WHAT YOU WILL DO: Set the records down again exactly, apart from any pictures in them.
====== SUPPLIED RECORDS ======
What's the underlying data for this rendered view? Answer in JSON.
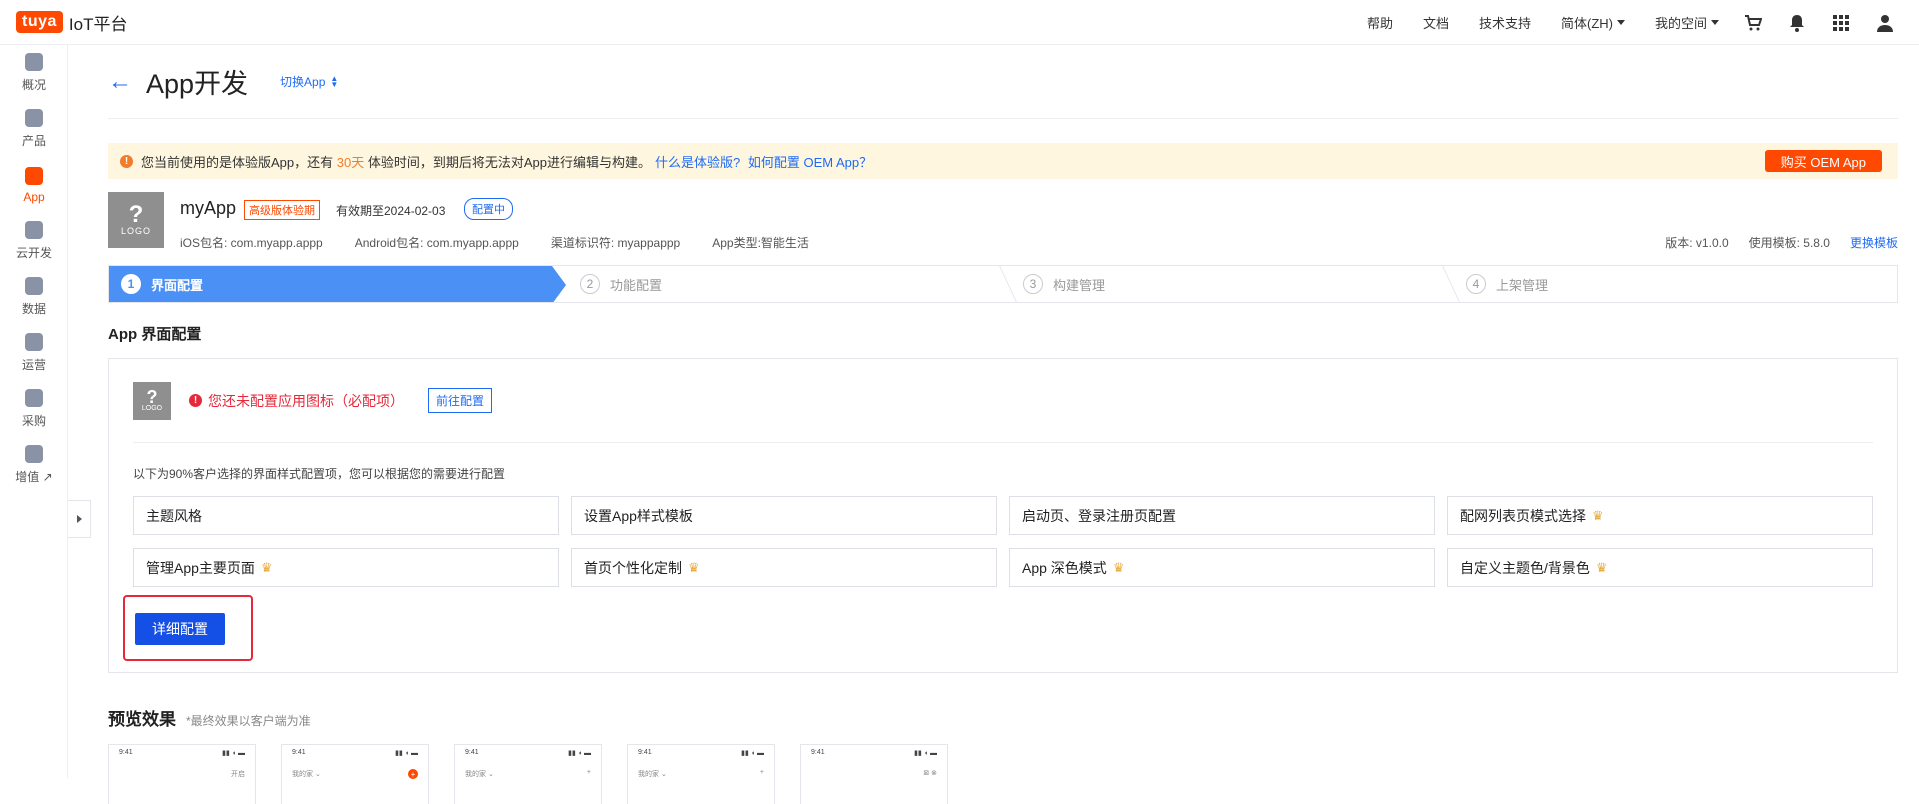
{
  "brand": {
    "badge": "tuya",
    "name": "IoT平台"
  },
  "topnav": {
    "help": "帮助",
    "docs": "文档",
    "support": "技术支持",
    "language": "简体(ZH)",
    "space": "我的空间"
  },
  "sidebar": {
    "items": [
      {
        "label": "概况"
      },
      {
        "label": "产品"
      },
      {
        "label": "App"
      },
      {
        "label": "云开发"
      },
      {
        "label": "数据"
      },
      {
        "label": "运营"
      },
      {
        "label": "采购"
      },
      {
        "label": "增值 ↗"
      }
    ]
  },
  "header": {
    "back": "←",
    "title": "App开发",
    "switch": "切换App"
  },
  "banner": {
    "text_before": "您当前使用的是体验版App，还有",
    "days": "30天",
    "text_after": "体验时间，到期后将无法对App进行编辑与构建。",
    "link1": "什么是体验版?",
    "link2": "如何配置 OEM App？",
    "buy": "购买 OEM App"
  },
  "app": {
    "logo_q": "?",
    "logo_text": "LOGO",
    "name": "myApp",
    "trial_badge": "高级版体验期",
    "valid": "有效期至2024-02-03",
    "status_badge": "配置中",
    "ios": "iOS包名: com.myapp.appp",
    "android": "Android包名: com.myapp.appp",
    "channel": "渠道标识符: myappappp",
    "type": "App类型:智能生活",
    "version": "版本: v1.0.0",
    "template": "使用模板: 5.8.0",
    "change_template": "更换模板"
  },
  "steps": [
    {
      "num": "1",
      "label": "界面配置"
    },
    {
      "num": "2",
      "label": "功能配置"
    },
    {
      "num": "3",
      "label": "构建管理"
    },
    {
      "num": "4",
      "label": "上架管理"
    }
  ],
  "config": {
    "section_title": "App 界面配置",
    "warning": "您还未配置应用图标（必配项）",
    "goto": "前往配置",
    "hint": "以下为90%客户选择的界面样式配置项，您可以根据您的需要进行配置",
    "items": [
      {
        "label": "主题风格",
        "crown": ""
      },
      {
        "label": "设置App样式模板",
        "crown": ""
      },
      {
        "label": "启动页、登录注册页配置",
        "crown": ""
      },
      {
        "label": "配网列表页模式选择",
        "crown": "♛"
      },
      {
        "label": "管理App主要页面",
        "crown": "♛"
      },
      {
        "label": "首页个性化定制",
        "crown": "♛"
      },
      {
        "label": "App 深色模式",
        "crown": "♛"
      },
      {
        "label": "自定义主题色/背景色",
        "crown": "♛"
      }
    ],
    "detail_button": "详细配置"
  },
  "preview": {
    "title": "预览效果",
    "note": "*最终效果以客户端为准",
    "phones": [
      {
        "time": "9:41",
        "left": "",
        "right": "开启"
      },
      {
        "time": "9:41",
        "left": "我的家 ⌄",
        "right": "+"
      },
      {
        "time": "9:41",
        "left": "我的家 ⌄",
        "right": "+"
      },
      {
        "time": "9:41",
        "left": "我的家 ⌄",
        "right": "+"
      },
      {
        "time": "9:41",
        "left": "",
        "right": "⊠ ⊗"
      }
    ]
  },
  "colors": {
    "brand": "#ff4800",
    "link": "#1e6bf5",
    "step_active": "#4a90f5",
    "error": "#e5283a"
  }
}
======
WRITTEN ANSWER:
What's the underlying data for this rendered view? Answer in JSON.
{
  "brand": {
    "badge": "tuya",
    "name": "IoT平台"
  },
  "topnav": {
    "help": "帮助",
    "docs": "文档",
    "support": "技术支持",
    "language": "简体(ZH)",
    "space": "我的空间"
  },
  "sidebar": {
    "items": [
      {
        "label": "概况"
      },
      {
        "label": "产品"
      },
      {
        "label": "App"
      },
      {
        "label": "云开发"
      },
      {
        "label": "数据"
      },
      {
        "label": "运营"
      },
      {
        "label": "采购"
      },
      {
        "label": "增值 ↗"
      }
    ]
  },
  "header": {
    "back": "←",
    "title": "App开发",
    "switch": "切换App"
  },
  "banner": {
    "text_before": "您当前使用的是体验版App，还有",
    "days": "30天",
    "text_after": "体验时间，到期后将无法对App进行编辑与构建。",
    "link1": "什么是体验版?",
    "link2": "如何配置 OEM App？",
    "buy": "购买 OEM App"
  },
  "app": {
    "logo_q": "?",
    "logo_text": "LOGO",
    "name": "myApp",
    "trial_badge": "高级版体验期",
    "valid": "有效期至2024-02-03",
    "status_badge": "配置中",
    "ios": "iOS包名: com.myapp.appp",
    "android": "Android包名: com.myapp.appp",
    "channel": "渠道标识符: myappappp",
    "type": "App类型:智能生活",
    "version": "版本: v1.0.0",
    "template": "使用模板: 5.8.0",
    "change_template": "更换模板"
  },
  "steps": [
    {
      "num": "1",
      "label": "界面配置"
    },
    {
      "num": "2",
      "label": "功能配置"
    },
    {
      "num": "3",
      "label": "构建管理"
    },
    {
      "num": "4",
      "label": "上架管理"
    }
  ],
  "config": {
    "section_title": "App 界面配置",
    "warning": "您还未配置应用图标（必配项）",
    "goto": "前往配置",
    "hint": "以下为90%客户选择的界面样式配置项，您可以根据您的需要进行配置",
    "items": [
      {
        "label": "主题风格",
        "crown": ""
      },
      {
        "label": "设置App样式模板",
        "crown": ""
      },
      {
        "label": "启动页、登录注册页配置",
        "crown": ""
      },
      {
        "label": "配网列表页模式选择",
        "crown": "♛"
      },
      {
        "label": "管理App主要页面",
        "crown": "♛"
      },
      {
        "label": "首页个性化定制",
        "crown": "♛"
      },
      {
        "label": "App 深色模式",
        "crown": "♛"
      },
      {
        "label": "自定义主题色/背景色",
        "crown": "♛"
      }
    ],
    "detail_button": "详细配置"
  },
  "preview": {
    "title": "预览效果",
    "note": "*最终效果以客户端为准",
    "phones": [
      {
        "time": "9:41",
        "left": "",
        "right": "开启"
      },
      {
        "time": "9:41",
        "left": "我的家 ⌄",
        "right": "+"
      },
      {
        "time": "9:41",
        "left": "我的家 ⌄",
        "right": "+"
      },
      {
        "time": "9:41",
        "left": "我的家 ⌄",
        "right": "+"
      },
      {
        "time": "9:41",
        "left": "",
        "right": "⊠ ⊗"
      }
    ]
  },
  "colors": {
    "brand": "#ff4800",
    "link": "#1e6bf5",
    "step_active": "#4a90f5",
    "error": "#e5283a"
  }
}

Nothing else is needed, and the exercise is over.